My relationship with survival games is somewhat of a mixed bag. On the one hand, I can get engrossed into them and spend hours building a base so as not to get destroyed by the locals, and on the other, I can be quickly disheartened as a game’s mechanics confuse my tiny mind.
Astroneer was neither feeling, however. Thanks to the tutorial I was able to learn fast and efficiently the core features. On the other hand, I did find myself not spending prolonged periods on it. More of a sporadic hour or two but I found myself frequently revisiting. The main reasoning being that the controls felt alien (because I am an idiot).
Astroneer sees you, an astronaut (genius), leave the safety of your space station to inhabit a planet and create a habitat. The planet which you find yourself plopped on is not infinite, but it is huge and it is all yours to explore. There are lost structures from possible previous expeditions, now abandoned. Perilous mountains of unscalable heights and subterranean hovels filled to the brim with glorious minerals to better your new home.
One feature of Astroneer is being able to pick up and move a large variety of objects, from natural to man-made. You can do this by either approaching the object and pressing RT/Y or holding down the LT button and moving a cursor over the object to grab it. As convenient as this may seem, the latter is actually fairly tricky and would be less taxing if it was optimized for mouse/keyboard support as the overall layout did occasionally catch me off-guard.
I found myself getting quite enraged when trying to design the layout of my base using this method. I was constantly blocking my own screen thanks to the cursor slipping itself over structures in the foreground.
On a positive note though, you are given a Terra-forming gun! This allows you to reshape the entire planet you find yourself exploring. You have the ability here to tunnel down into perilous depths and create monstrous mountains (you will need a bit of free time to conquer this sort of feat). By reshaping the world you literally have the ultimate inter-galactic playground available to you.
The Terra-forming is a wonderful way to really change the landscape around you. Unlike Minecraft where you need to constantly remove and replace everything, Astroneer allows you to create and destroy at will. Also in parallel to the blocky competition, there is no degradation of your tools, therefore you don’t have to have a back-up supply of equipment or retrace your steps to create more.
Astroneer also features the survival trope of crafting. Crafting can be done either by opening up your inventory menu for simple tools and also through the many different utilities you can craft or, if you’re lucky, find throughout the world. The crafting system is extremely well thought out and in-depth. On top of crafting via your inventory, you can use 3D-Printers to craft bigger and better structures to further your space-base, travel, or new ways to shape the world.

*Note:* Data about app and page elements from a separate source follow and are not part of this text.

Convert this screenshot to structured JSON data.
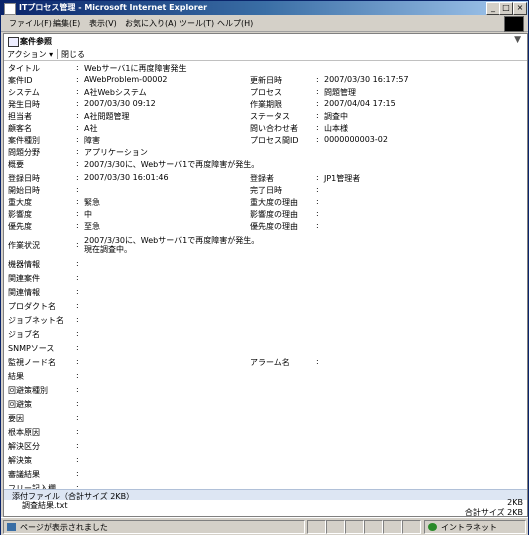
{
  "window": {
    "title": "ITプロセス管理 - Microsoft Internet Explorer",
    "min": "_",
    "max": "□",
    "close": "×"
  },
  "menu": [
    "ファイル(F)",
    "編集(E)",
    "表示(V)",
    "お気に入り(A)",
    "ツール(T)",
    "ヘルプ(H)"
  ],
  "panel": {
    "title": "案件参照",
    "chevron": "▼"
  },
  "toolbar": {
    "action": "アクション ▾",
    "close": "閉じる"
  },
  "fields": {
    "title_label": "タイトル",
    "title": "Webサーバ1に再度障害発生",
    "id_label": "案件ID",
    "id": "AWebProblem-00002",
    "updated_label": "更新日時",
    "updated": "2007/03/30 16:17:57",
    "system_label": "システム",
    "system": "A社Webシステム",
    "process_label": "プロセス",
    "process": "問題管理",
    "occurred_label": "発生日時",
    "occurred": "2007/03/30 09:12",
    "deadline_label": "作業期限",
    "deadline": "2007/04/04 17:15",
    "owner_label": "担当者",
    "owner": "A社問題管理",
    "status_label": "ステータス",
    "status": "調査中",
    "customer_label": "顧客名",
    "customer": "A社",
    "contact_label": "問い合わせ者",
    "contact": "山本様",
    "type_label": "案件種別",
    "type": "障害",
    "processid_label": "プロセス間ID",
    "processid": "0000000003-02",
    "area_label": "問題分野",
    "area": "アプリケーション",
    "summary_label": "概要",
    "summary": "2007/3/30に、Webサーバ1で再度障害が発生。",
    "registered_label": "登録日時",
    "registered": "2007/03/30 16:01:46",
    "registrant_label": "登録者",
    "registrant": "JP1管理者",
    "start_label": "開始日時",
    "end_label": "完了日時",
    "severity_label": "重大度",
    "severity": "緊急",
    "severity_reason_label": "重大度の理由",
    "impact_label": "影響度",
    "impact": "中",
    "impact_reason_label": "影響度の理由",
    "priority_label": "優先度",
    "priority": "至急",
    "priority_reason_label": "優先度の理由",
    "work_label": "作業状況",
    "work_line1": "2007/3/30に、Webサーバ1で再度障害が発生。",
    "work_line2": "現在調査中。",
    "device_label": "機器情報",
    "related_case_label": "関連案件",
    "related_info_label": "関連情報",
    "product_label": "プロダクト名",
    "jobnet_label": "ジョブネット名",
    "job_label": "ジョブ名",
    "snmp_label": "SNMPソース",
    "node_label": "監視ノード名",
    "alarm_label": "アラーム名",
    "result_label": "結果",
    "measure_type_label": "回避策種別",
    "measure_label": "回避策",
    "cause_label": "要因",
    "root_cause_label": "根本原因",
    "resolution_type_label": "解決区分",
    "resolution_label": "解決策",
    "review_label": "審議結果",
    "free_label": "フリー記入欄",
    "colon": ":"
  },
  "attachments": {
    "header": "添付ファイル（合計サイズ 2KB）",
    "file": "調査結果.txt",
    "size": "2KB",
    "total": "合計サイズ 2KB"
  },
  "statusbar": {
    "message": "ページが表示されました",
    "zone": "イントラネット"
  }
}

Another one of Astroneer’s key features is the atmosphere, or what I should say is: its lack of. The key to survival is to literally breathe. Through crafting and foraging, you are able to create tethers so as to extend your reach of Oxygen into the unknown and not have to worry too much about running out of air and suffocating. All main structures thankfully provide you with the lung nectar, but you can also craft Oxygen Generators to place in caves which you create or naturally occur so as to create networks without cluttering the surface with a violent maze of connectors. Though don’t leave too much space between so that you can, you know, breathe.
The graphics of Astroneer were both pleasant and obtrusive, and now you’re wondering how? Well, visually, it is very charming and helps to instill how tranquil it feels. There is a beautiful color pallet on display and the polygon design expresses simplicity to contrast the level of thought put in to the core of the game.

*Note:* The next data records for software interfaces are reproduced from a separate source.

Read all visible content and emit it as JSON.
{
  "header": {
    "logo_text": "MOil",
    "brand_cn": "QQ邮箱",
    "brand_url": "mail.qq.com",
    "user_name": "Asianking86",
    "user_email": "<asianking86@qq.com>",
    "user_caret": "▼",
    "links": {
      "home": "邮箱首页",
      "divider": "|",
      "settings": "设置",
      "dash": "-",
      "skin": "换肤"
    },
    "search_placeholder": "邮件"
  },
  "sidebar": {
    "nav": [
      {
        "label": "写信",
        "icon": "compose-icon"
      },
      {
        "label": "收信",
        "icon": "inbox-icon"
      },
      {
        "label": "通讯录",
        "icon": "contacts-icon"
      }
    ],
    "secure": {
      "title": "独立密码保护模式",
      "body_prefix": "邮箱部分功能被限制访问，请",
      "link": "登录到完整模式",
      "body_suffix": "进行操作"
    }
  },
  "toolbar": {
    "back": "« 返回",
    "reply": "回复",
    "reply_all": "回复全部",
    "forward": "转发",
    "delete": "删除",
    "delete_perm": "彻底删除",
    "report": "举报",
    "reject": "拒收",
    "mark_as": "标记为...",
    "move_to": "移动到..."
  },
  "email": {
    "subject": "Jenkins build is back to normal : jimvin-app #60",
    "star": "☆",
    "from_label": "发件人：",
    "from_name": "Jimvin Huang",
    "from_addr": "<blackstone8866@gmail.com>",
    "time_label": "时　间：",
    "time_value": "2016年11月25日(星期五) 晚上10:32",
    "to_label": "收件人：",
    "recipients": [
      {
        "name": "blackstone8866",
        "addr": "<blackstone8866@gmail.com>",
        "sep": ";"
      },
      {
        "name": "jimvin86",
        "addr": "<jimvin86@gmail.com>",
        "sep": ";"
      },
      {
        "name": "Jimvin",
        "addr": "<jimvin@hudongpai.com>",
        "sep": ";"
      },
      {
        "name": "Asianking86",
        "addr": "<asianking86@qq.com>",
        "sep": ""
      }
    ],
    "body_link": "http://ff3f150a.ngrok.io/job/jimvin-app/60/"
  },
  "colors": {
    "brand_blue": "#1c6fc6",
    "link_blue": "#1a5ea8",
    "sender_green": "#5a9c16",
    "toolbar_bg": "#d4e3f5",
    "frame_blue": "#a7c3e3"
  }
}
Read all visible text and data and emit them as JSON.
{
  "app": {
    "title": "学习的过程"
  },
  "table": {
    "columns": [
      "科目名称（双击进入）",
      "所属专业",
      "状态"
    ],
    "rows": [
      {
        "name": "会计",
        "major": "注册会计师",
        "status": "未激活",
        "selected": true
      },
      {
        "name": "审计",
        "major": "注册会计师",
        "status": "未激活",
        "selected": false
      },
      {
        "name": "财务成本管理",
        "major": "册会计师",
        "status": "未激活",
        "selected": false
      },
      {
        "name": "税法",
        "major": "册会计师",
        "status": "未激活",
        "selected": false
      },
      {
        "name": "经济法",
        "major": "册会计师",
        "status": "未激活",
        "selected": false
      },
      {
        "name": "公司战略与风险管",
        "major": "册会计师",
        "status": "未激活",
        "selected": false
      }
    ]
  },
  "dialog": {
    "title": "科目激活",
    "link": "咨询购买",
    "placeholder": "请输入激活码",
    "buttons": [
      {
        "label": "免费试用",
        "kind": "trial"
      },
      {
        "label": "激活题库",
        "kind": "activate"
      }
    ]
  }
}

As gorgeous as the isometric style is, I did find that at times it was a hindrance, most commonly at night and in caves. The dimmed lighting really made traversal quite tricky as colors blend together to hide steep slopes, steep enough that you can’t traverse over them. This is quite a ball-ache in early game, especially when you are trying to gather the resources to light up such areas whilst not suffocating yourself.
Astroneer isn’t restricted to a solo adventure however, you can tackle the vast loneliness of space with a buddy or three. This allowed you to effectively greatly increase your carry capacity and move more minerals for refining and building as you and your friend/s all work towards building a habitat and explore more of the galaxy. Playing cooperatively doesn’t change anything but instead just makes the work less of a grind thanks to cooperation and work delegation.

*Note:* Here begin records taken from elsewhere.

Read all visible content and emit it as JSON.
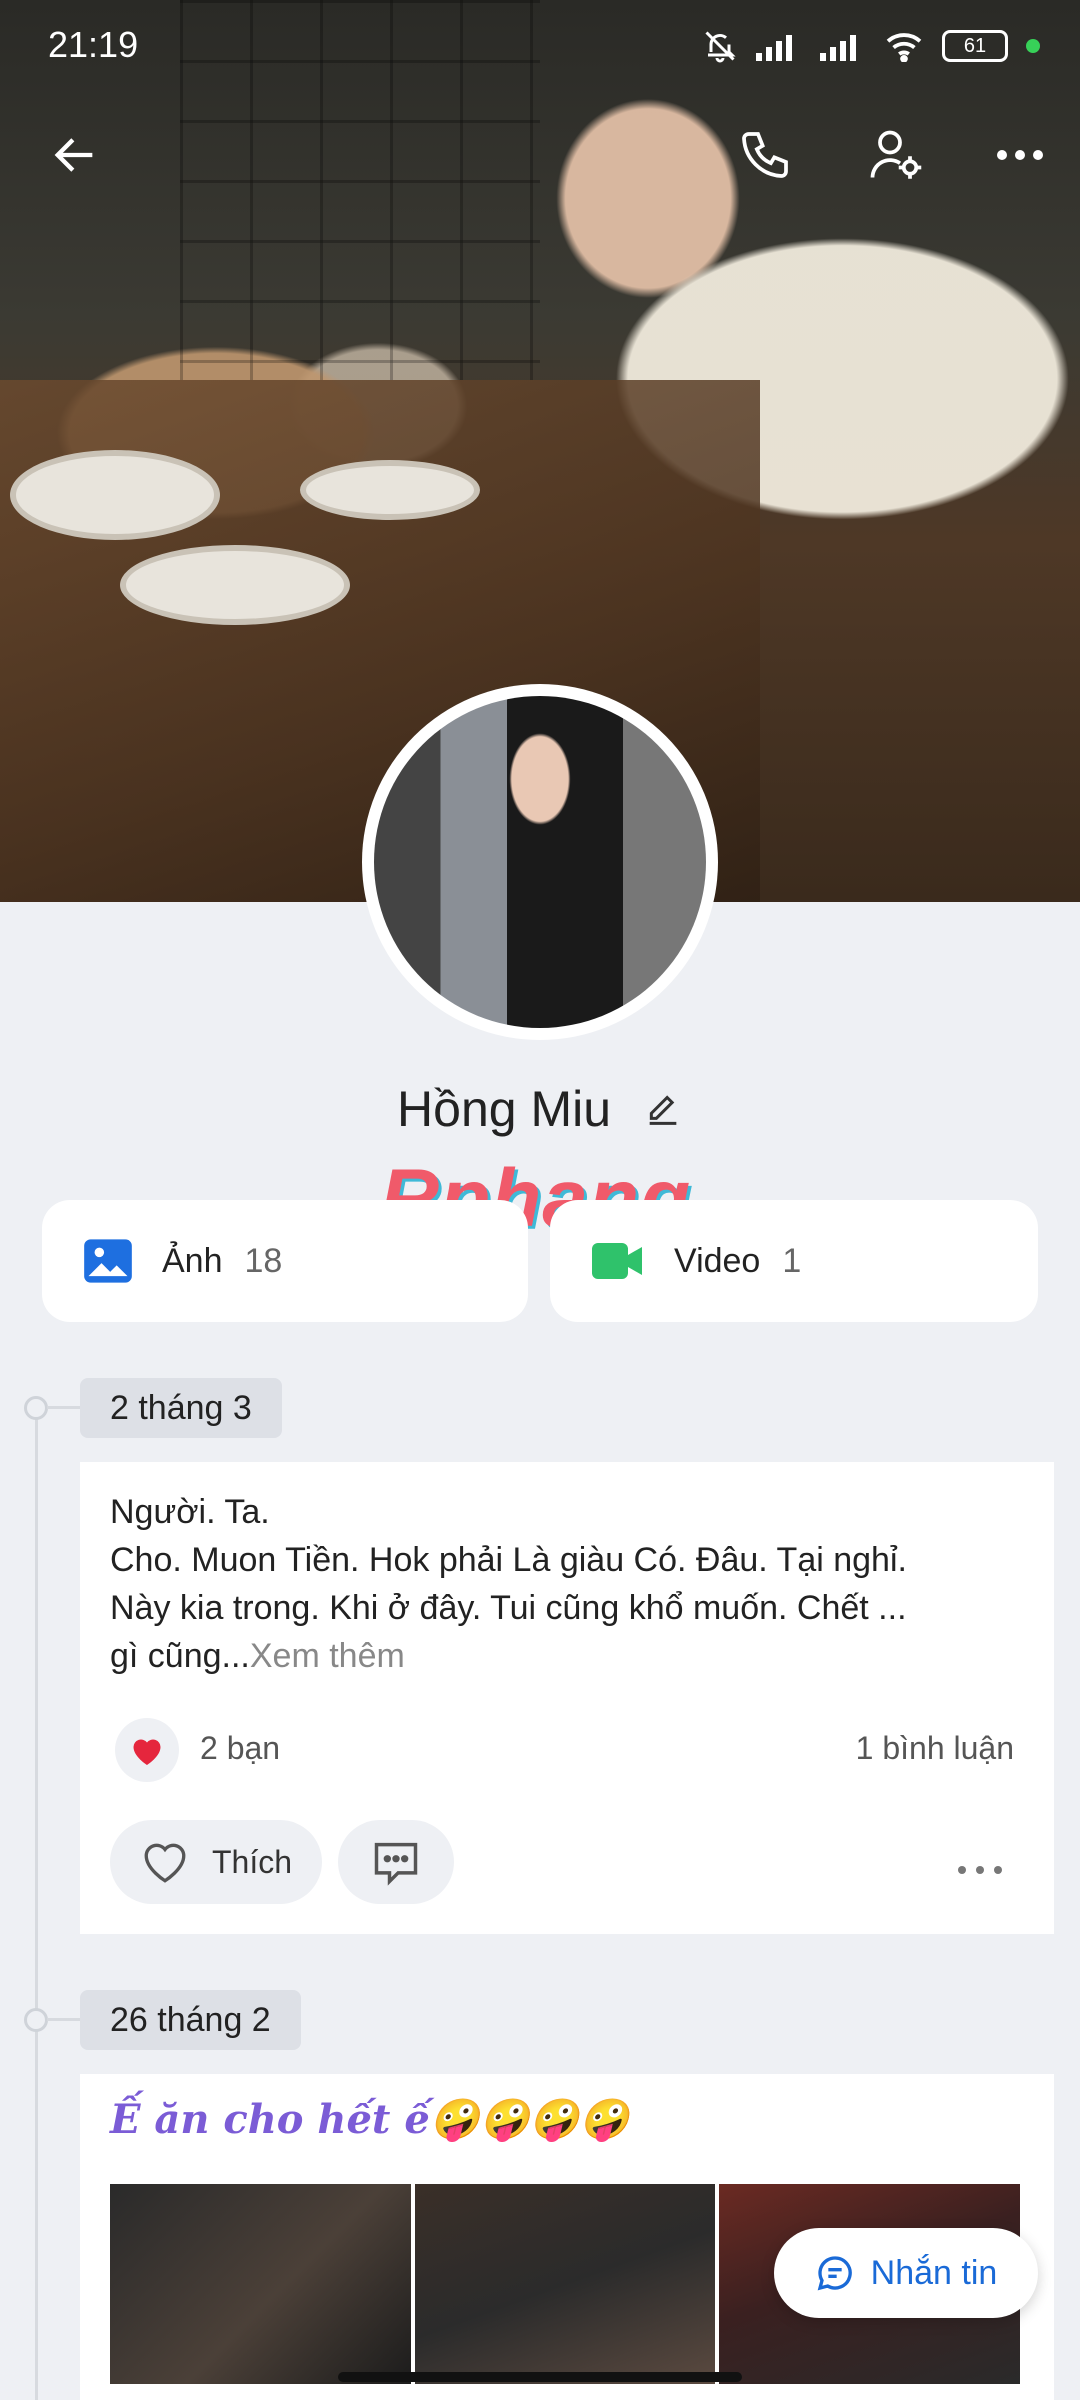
{
  "status_bar": {
    "time": "21:19",
    "battery": "61"
  },
  "profile": {
    "name": "Hồng Miu"
  },
  "media": {
    "photos": {
      "label": "Ảnh",
      "count": "18"
    },
    "videos": {
      "label": "Video",
      "count": "1"
    }
  },
  "watermark": "Rphang",
  "posts": [
    {
      "date": "2 tháng 3",
      "line1": "Người. Ta.",
      "line2": "Cho. Muon Tiền. Hok phải Là giàu Có. Đâu. Tại nghỉ.",
      "line3": "Này kia trong. Khi ở đây. Tui cũng khổ muốn. Chết ...",
      "line4": "gì cũng...",
      "see_more": "Xem thêm",
      "reactions": "2 bạn",
      "comments": "1 bình luận",
      "like_label": "Thích"
    },
    {
      "date": "26 tháng 2",
      "title": "Ế ăn cho hết ế🤪🤪🤪🤪"
    }
  ],
  "message_button": "Nhắn tin",
  "colors": {
    "accent": "#1a6ad7",
    "photo_icon": "#1e6fe0",
    "video_icon": "#2fc26b",
    "heart": "#e5263d"
  }
}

I found Astroneer had a real ease of jumping back in and starting afresh. Thanks to its easy-on-the-eyes appearance, I was frequently going back to my first planet to keep improving my little home and even trying to out last my supply of oxygen to bury down to the core (unsuccessfully I might add). The complexity of the crafting system kept me intrigued as there was so much I felt like I had barely scratched the surface.
The main attraction of starting over and over again was seeing what planet would be generated for you to wander about on. Each planet was just as fascinating as the last. I find I do this quite a lot in survival games as I find a random world generation amazing and can’t imagine the amount of work that goes into making such a feature.
Overall, Astroneer is a fascinatingly pleasant and peaceful game. It is set in a beautifully built universe and the beauty shows everywhere, from the landscape to the tragic ruins. I do wish that the console controls had a little more work put into them, or better yet, that mouse and keyboard were implemented. If you love survival games but wish for a more chilled out approach, give this one a go…